1997-06-01 - Re: Rotenberg as the Uber Enemy

Header Data

From: Tim May <tcmay@got.net>
To: Marc Rotenberg <rotenberg@epic.org>
Message Hash: 2a3856cdfb2f61fc74ecc5082954ade8e46529661b559ed2ab397979567d71b5
Message ID: <v03102808afb696432bfa@[]>
Reply To: <v03102807afb671036b89@[]>
UTC Datetime: 1997-06-01 03:41:46 UTC
Raw Date: Sun, 1 Jun 1997 11:41:46 +0800

Raw message

From: Tim May <tcmay@got.net>
Date: Sun, 1 Jun 1997 11:41:46 +0800
To: Marc Rotenberg <rotenberg@epic.org>
Subject: Re: Rotenberg as the Uber Enemy
In-Reply-To: <v03102807afb671036b89@[]>
Message-ID: <v03102808afb696432bfa@[]>
MIME-Version: 1.0
Content-Type: text/plain

At 7:27 PM -0700 5/31/97, Marc Rotenberg wrote:

>One of the biggest problems with libertarian theories is that
>they are descriptively flawed as applied in the real world.
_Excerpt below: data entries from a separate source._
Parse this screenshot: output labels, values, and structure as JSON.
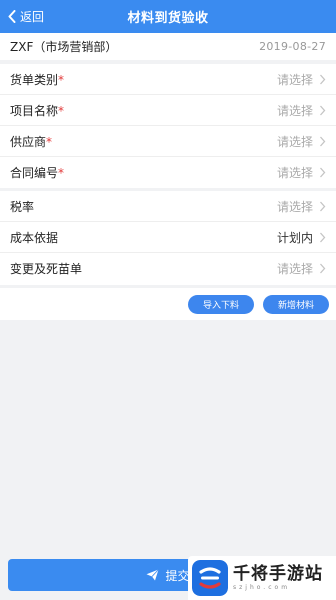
{
  "navbar": {
    "back_label": "返回",
    "title": "材料到货验收"
  },
  "header": {
    "department": "ZXF（市场营销部）",
    "date": "2019-08-27"
  },
  "group1": [
    {
      "label": "货单类别",
      "required": "*",
      "value": "请选择"
    },
    {
      "label": "项目名称",
      "required": "*",
      "value": "请选择"
    },
    {
      "label": "供应商",
      "required": "*",
      "value": "请选择"
    },
    {
      "label": "合同编号",
      "required": "*",
      "value": "请选择"
    }
  ],
  "group2": [
    {
      "label": "税率",
      "value": "请选择"
    },
    {
      "label": "成本依据",
      "value": "计划内"
    },
    {
      "label": "变更及死苗单",
      "value": "请选择"
    }
  ],
  "actions": {
    "import_label": "导入下料",
    "add_label": "新增材料"
  },
  "submit": {
    "label": "提交"
  },
  "watermark": {
    "title": "千将手游站",
    "sub": "szjho.com"
  },
  "colors": {
    "primary": "#3a8bf0",
    "required": "#e23b3b",
    "placeholder": "#aaaaaa"
  }
}
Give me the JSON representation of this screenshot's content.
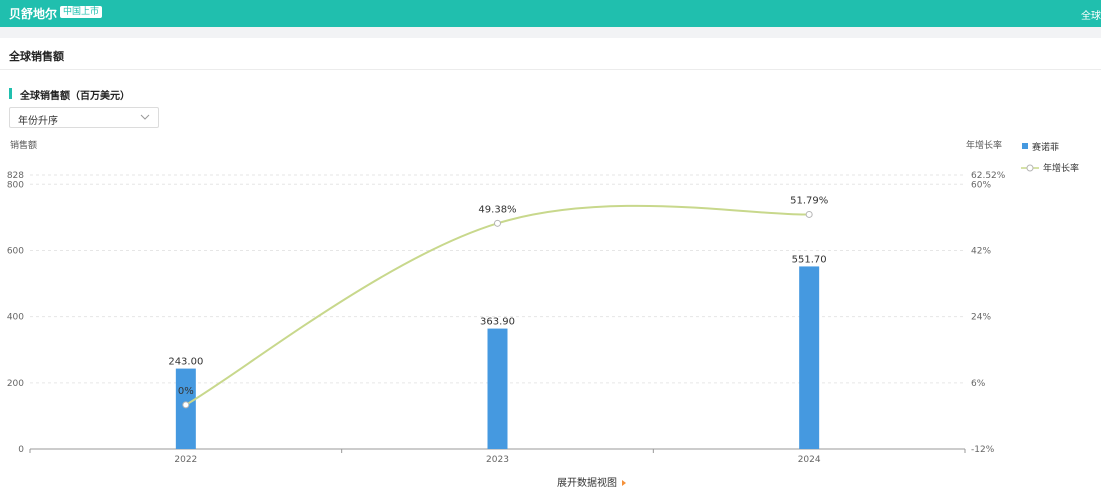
{
  "header": {
    "brand": "贝舒地尔",
    "badge": "中国上市",
    "right_text": "全球"
  },
  "section_title": "全球销售额",
  "sub_title": "全球销售额（百万美元）",
  "sort_select": {
    "value": "年份升序"
  },
  "expand_link": "展开数据视图",
  "colors": {
    "header": "#20bfae",
    "bar": "#4599e0",
    "line": "#c8d88c",
    "accent": "#20bfae",
    "expand_arrow": "#f5913a"
  },
  "chart_data": {
    "type": "bar",
    "categories": [
      "2022",
      "2023",
      "2024"
    ],
    "series": [
      {
        "name": "赛诺菲",
        "type": "bar",
        "axis": "left",
        "values": [
          243.0,
          363.9,
          551.7
        ],
        "labels": [
          "243.00",
          "363.90",
          "551.70"
        ]
      },
      {
        "name": "年增长率",
        "type": "line",
        "axis": "right",
        "values": [
          0,
          49.38,
          51.79
        ],
        "labels": [
          "0%",
          "49.38%",
          "51.79%"
        ]
      }
    ],
    "ylabel": "销售额",
    "y2label": "年增长率",
    "ylim": [
      0,
      828
    ],
    "y2lim": [
      -12,
      62.52
    ],
    "yticks": [
      0,
      200,
      400,
      600,
      800,
      828
    ],
    "y2ticks": [
      -12,
      6,
      24,
      42,
      60,
      62.52
    ],
    "ytick_labels": [
      "0",
      "200",
      "400",
      "600",
      "800",
      "828"
    ],
    "y2tick_labels": [
      "-12%",
      "6%",
      "24%",
      "42%",
      "60%",
      "62.52%"
    ],
    "legend_position": "top-right",
    "grid": true
  }
}
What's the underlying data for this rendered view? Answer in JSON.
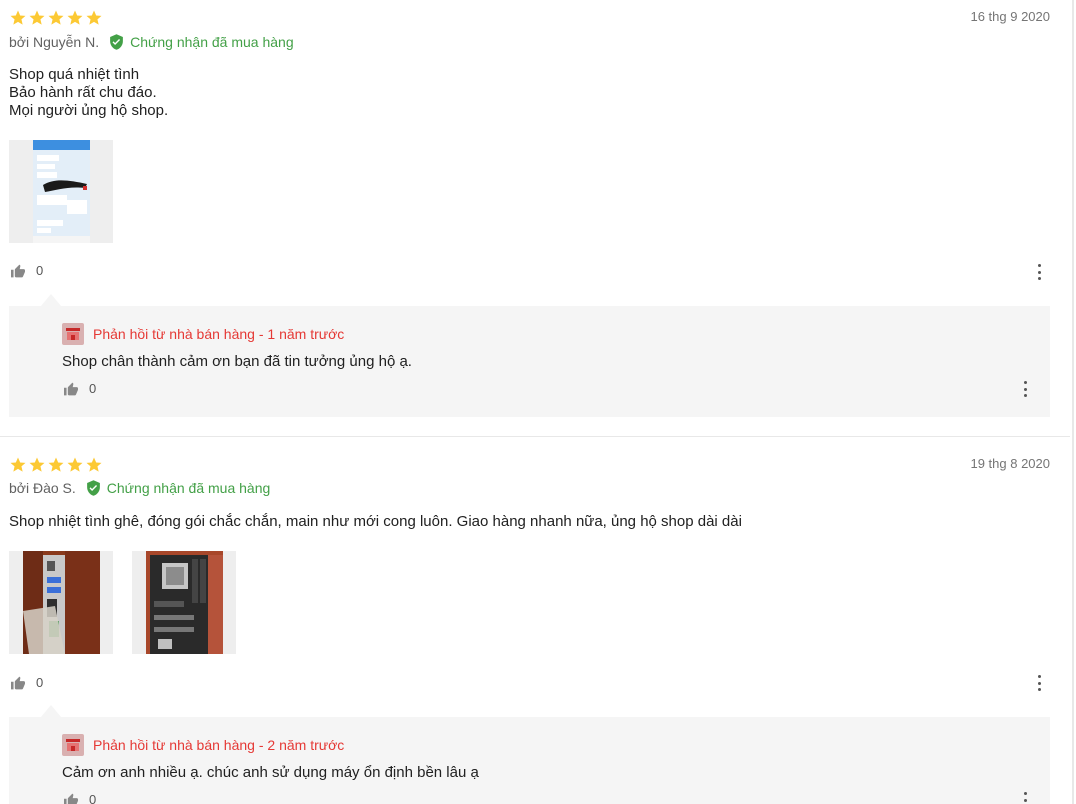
{
  "reviews": [
    {
      "rating": 5,
      "date": "16 thg 9 2020",
      "author": "bởi Nguyễn N.",
      "verified_label": "Chứng nhận đã mua hàng",
      "comment_lines": [
        "Shop quá nhiệt tình",
        "Bảo hành rất chu đáo.",
        "Mọi người ủng hộ shop."
      ],
      "photos": [
        "chat-screenshot"
      ],
      "likes": "0",
      "reply": {
        "header": "Phản hồi từ nhà bán hàng - 1 năm trước",
        "text": "Shop chân thành cảm ơn bạn đã tin tưởng ủng hộ ạ.",
        "likes": "0"
      }
    },
    {
      "rating": 5,
      "date": "19 thg 8 2020",
      "author": "bởi Đào S.",
      "verified_label": "Chứng nhận đã mua hàng",
      "comment_lines": [
        "Shop nhiệt tình ghê, đóng gói chắc chắn, main như mới cong luôn. Giao hàng nhanh nữa, ủng hộ shop dài dài"
      ],
      "photos": [
        "motherboard-side",
        "motherboard-top"
      ],
      "likes": "0",
      "reply": {
        "header": "Phản hồi từ nhà bán hàng - 2 năm trước",
        "text": "Cảm ơn anh nhiều ạ. chúc anh sử dụng máy ổn định bền lâu ạ",
        "likes": "0"
      }
    }
  ],
  "colors": {
    "star": "#fcc934",
    "verified": "#43a047",
    "reply_header": "#e53935",
    "reply_bg": "#f5f5f5"
  },
  "icons": {
    "star": "star-icon",
    "verified": "shield-check-icon",
    "like": "thumbs-up-icon",
    "more": "more-vertical-icon",
    "shop": "shop-icon"
  }
}
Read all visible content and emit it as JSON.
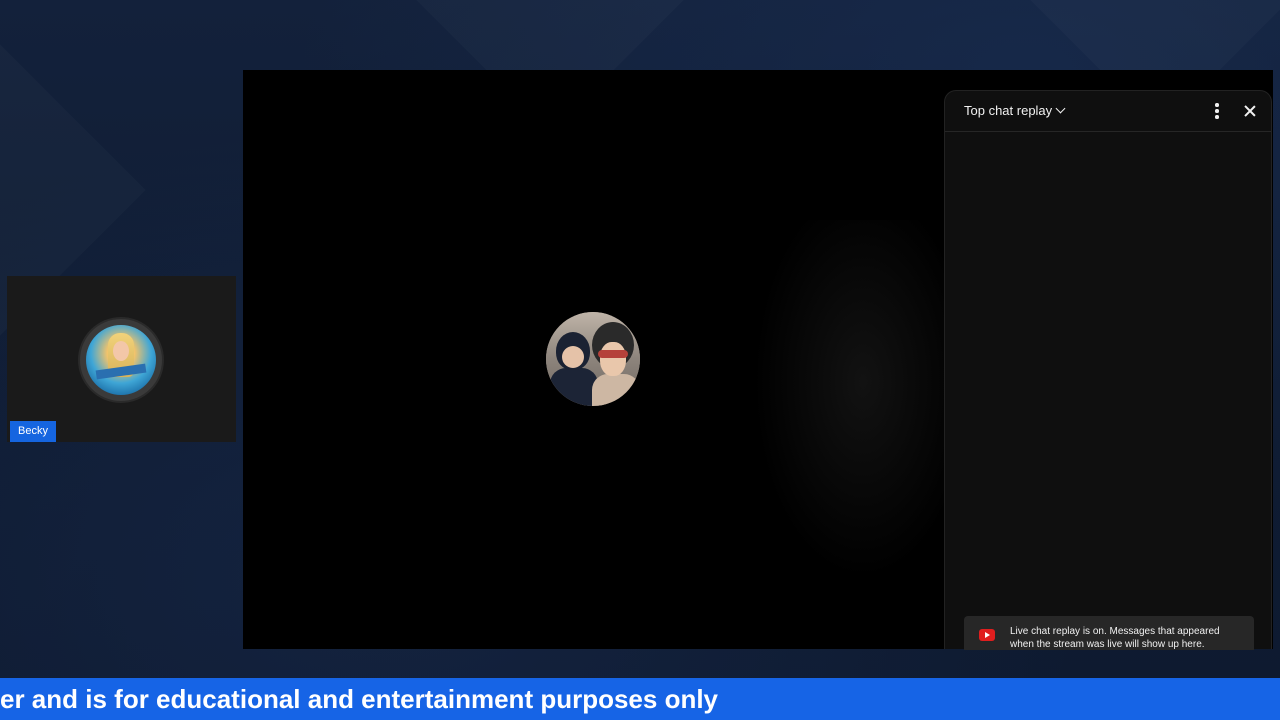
{
  "guest": {
    "name": "Becky",
    "avatar_icon": "guest-avatar"
  },
  "host": {
    "avatar_icon": "host-avatar"
  },
  "chat": {
    "title": "Top chat replay",
    "title_icon": "chevron-down-icon",
    "menu_icon": "more-vert-icon",
    "close_icon": "close-icon",
    "notice_icon": "youtube-icon",
    "notice_text": "Live chat replay is on. Messages that appeared when the stream was live will show up here."
  },
  "ticker": {
    "text": "er and is for educational and entertainment purposes only"
  },
  "colors": {
    "background": "#0f1c33",
    "ticker": "#1664e6",
    "name_tag": "#1565e0",
    "chat_bg": "#0f0f0f",
    "youtube_red": "#e01e1e"
  }
}
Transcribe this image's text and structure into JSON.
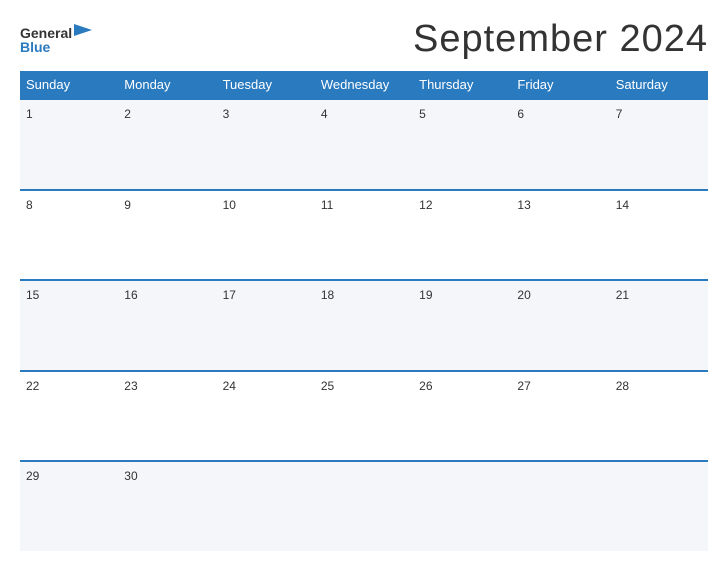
{
  "header": {
    "logo": {
      "general": "General",
      "blue": "Blue"
    },
    "title": "September 2024"
  },
  "days": [
    "Sunday",
    "Monday",
    "Tuesday",
    "Wednesday",
    "Thursday",
    "Friday",
    "Saturday"
  ],
  "weeks": [
    [
      {
        "num": "1",
        "empty": false
      },
      {
        "num": "2",
        "empty": false
      },
      {
        "num": "3",
        "empty": false
      },
      {
        "num": "4",
        "empty": false
      },
      {
        "num": "5",
        "empty": false
      },
      {
        "num": "6",
        "empty": false
      },
      {
        "num": "7",
        "empty": false
      }
    ],
    [
      {
        "num": "8",
        "empty": false
      },
      {
        "num": "9",
        "empty": false
      },
      {
        "num": "10",
        "empty": false
      },
      {
        "num": "11",
        "empty": false
      },
      {
        "num": "12",
        "empty": false
      },
      {
        "num": "13",
        "empty": false
      },
      {
        "num": "14",
        "empty": false
      }
    ],
    [
      {
        "num": "15",
        "empty": false
      },
      {
        "num": "16",
        "empty": false
      },
      {
        "num": "17",
        "empty": false
      },
      {
        "num": "18",
        "empty": false
      },
      {
        "num": "19",
        "empty": false
      },
      {
        "num": "20",
        "empty": false
      },
      {
        "num": "21",
        "empty": false
      }
    ],
    [
      {
        "num": "22",
        "empty": false
      },
      {
        "num": "23",
        "empty": false
      },
      {
        "num": "24",
        "empty": false
      },
      {
        "num": "25",
        "empty": false
      },
      {
        "num": "26",
        "empty": false
      },
      {
        "num": "27",
        "empty": false
      },
      {
        "num": "28",
        "empty": false
      }
    ],
    [
      {
        "num": "29",
        "empty": false
      },
      {
        "num": "30",
        "empty": false
      },
      {
        "num": "",
        "empty": true
      },
      {
        "num": "",
        "empty": true
      },
      {
        "num": "",
        "empty": true
      },
      {
        "num": "",
        "empty": true
      },
      {
        "num": "",
        "empty": true
      }
    ]
  ]
}
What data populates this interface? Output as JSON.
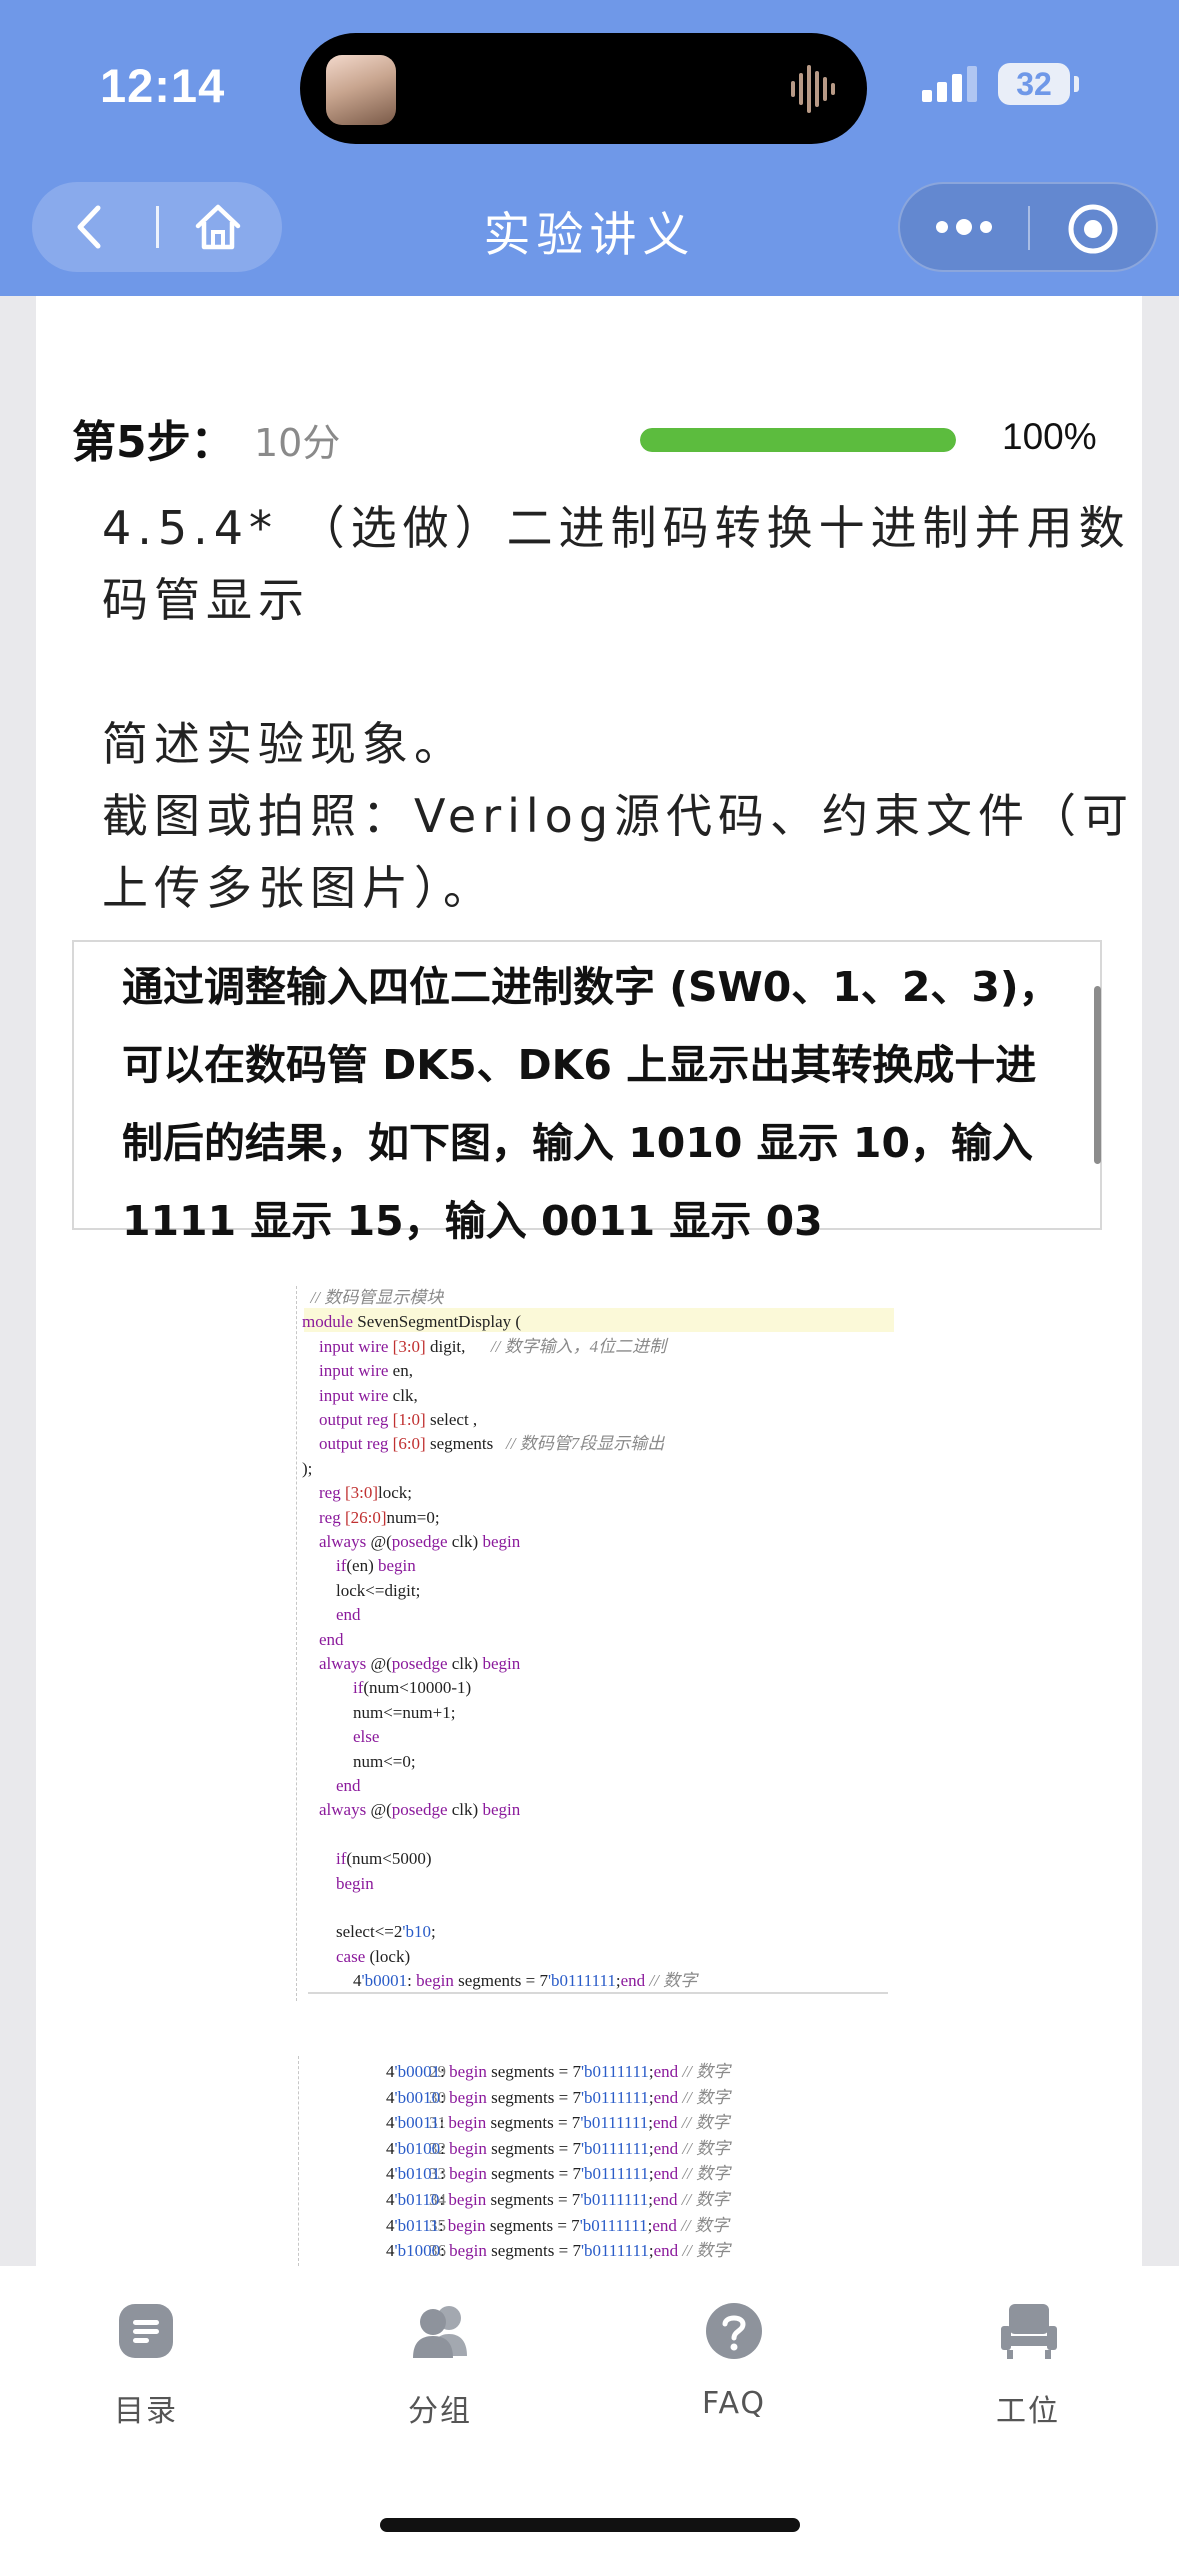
{
  "status_bar": {
    "time": "12:14",
    "battery": "32"
  },
  "nav": {
    "title": "实验讲义"
  },
  "step": {
    "title": "第5步：",
    "score": "10分",
    "progress": 100,
    "progress_label": "100%"
  },
  "question": {
    "heading": "4.5.4* （选做）二进制码转换十进制并用数码管显示",
    "line1": "简述实验现象。",
    "line2": "截图或拍照：Verilog源代码、约束文件（可上传多张图片）。"
  },
  "answer": {
    "text": "通过调整输入四位二进制数字 (SW0、1、2、3)，可以在数码管 DK5、DK6 上显示出其转换成十进制后的结果，如下图，输入 1010 显示 10，输入 1111 显示 15，输入 0011 显示 03"
  },
  "code_image_1": {
    "lines": [
      "  // 数码管显示模块",
      "module SevenSegmentDisplay (",
      "    input wire [3:0] digit,      // 数字输入，4位二进制",
      "    input wire en,",
      "    input wire clk,",
      "    output reg [1:0] select ,",
      "    output reg [6:0] segments   // 数码管7段显示输出",
      ");",
      "    reg [3:0]lock;",
      "    reg [26:0]num=0;",
      "    always @(posedge clk) begin",
      "        if(en) begin",
      "        lock<=digit;",
      "        end",
      "    end",
      "    always @(posedge clk) begin",
      "            if(num<10000-1)",
      "            num<=num+1;",
      "            else",
      "            num<=0;",
      "        end",
      "    always @(posedge clk) begin",
      "",
      "        if(num<5000)",
      "        begin",
      "",
      "        select<=2'b10;",
      "        case (lock)",
      "            4'b0001: begin segments = 7'b0111111;end // 数字"
    ]
  },
  "code_image_2": {
    "line_numbers": [
      "29",
      "30",
      "31",
      "32",
      "33",
      "34",
      "35",
      "36"
    ],
    "lines": [
      "4'b0001: begin segments = 7'b0111111;end // 数字",
      "4'b0010: begin segments = 7'b0111111;end // 数字",
      "4'b0011: begin segments = 7'b0111111;end // 数字",
      "4'b0100: begin segments = 7'b0111111;end // 数字",
      "4'b0101: begin segments = 7'b0111111;end // 数字",
      "4'b0110: begin segments = 7'b0111111;end // 数字",
      "4'b0111: begin segments = 7'b0111111;end // 数字",
      "4'b1000: begin segments = 7'b0111111;end // 数字"
    ]
  },
  "tabbar": {
    "items": [
      {
        "label": "目录",
        "icon": "list-icon"
      },
      {
        "label": "分组",
        "icon": "group-icon"
      },
      {
        "label": "FAQ",
        "icon": "help-icon"
      },
      {
        "label": "工位",
        "icon": "workstation-icon"
      }
    ]
  },
  "colors": {
    "header": "#6f98e8",
    "progress": "#5cbc3e",
    "tab_icon": "#8e939c"
  }
}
In
>practice, perfect markets rarely exist, laws do protect rights,
>and there are a lot of efficiencies -- economic, technological,
>and otherwise -- in promoting the highest level of safeguards
>across similar activities, e.g. you get into a car, you expect
>that the brakes will work. You don't express a negotiated
>preference for how much you want your brakes to work.

One of the biggest problems with critics of libertarian theories is that
they falsely claim libertarians believe that each and every action during
each and every day by each and every agent involves complex contracts.

What we are talking about here is whether there's a need for new laws to,
using your specific example, stop companies from asking for personal

What libertarians, and hopefully other freedom-seeking people, would argue
is that government should not be interjected into mutual negotiations if at
all possible. This applies to Alice and Bob negotiating some transaction,
and it applies to Alice and Safeway, and to Safeway and Apple.

Citing the straw man that libertarians believe every driver must negotiate
a contract about how his brakes are to work has nothing to do with this
basic point.

>I don't mind the criticism if you think we're saying or
>doing something that really is bad for privacy, but
>a bunch of political rhetoric isn't worth much. And if
>you don't think we're not busting our butt to protect
>the rights of people to use strong crypto, you have no
>idea what's going on.

"A bunch of political rhetoric." This has been a waste of everyone's time.

As for the "rights of the people to use strong crypto," there are currently
no restrictions *whatsoever* on crypto use. SAFE will, of course, add a
criminalization angle to crypto use, which is a step in the wrong
direction. Once the Legislature gets its hands on crypto use at all, the
way is made easier for later extensions and clarifications of  the rules.
Imagine the equivalent situation with free speech or religion: "No American
may be denied access to the religious beliefs of his choosing, but the
practice of non-Christian religious acts in connection with another crime
will expose the pagan to a mandatory 5-year increase in imprisonment."

This is what SAFE's "crypto in a crime" provisions are equivalent to...like
making the speaking of Spanish a factor in criminal sentencing. "Congress
shall make no law" means just that.

A better tack is to take a rejectionist, no compromise stance toward any
proposed legislation which would in any way limit or criminalize crypto
use. Rely on the First Amendment.

This would leave EPIC, VTW, CPSR, EFF, etc. with very little to do, of
course, but that is as it should be.

But, then, I quit the NRA because they were too namby pamby about the
Second Amendment. I place more faith in my assault rifles than I do in the
criminals in D.C. McVeigh may have killed too many innocents, looking back
on OKC, but he generally had the right idea about hitting the power centers
of the police state.

(Shocking sentiments to most of the sheeple, but Thomas Jefferson said as
much when he said the tree of liberty had to be watered with the blood of
tyrants and/or patriots every 20 or so years. It's been about 190 years too
long since we had a good watering.)

But this will be my last message to you, Marc, as I see no point in
continuing any dialog.

--Tim May

There's something wrong when I'm a felon under an increasing number of laws.
Only one response to the key grabbers is warranted: "Death to Tyrants!"
Timothy C. May              | Crypto Anarchy: encryption, digital money,
tcmay@got.net  408-728-0152 | anonymous networks, digital pseudonyms, zero
W.A.S.T.E.: Corralitos, CA  | knowledge, reputations, information markets,
Higher Power: 2^1398269     | black markets, collapse of governments.
"National borders aren't even speed bumps on the information superhighway."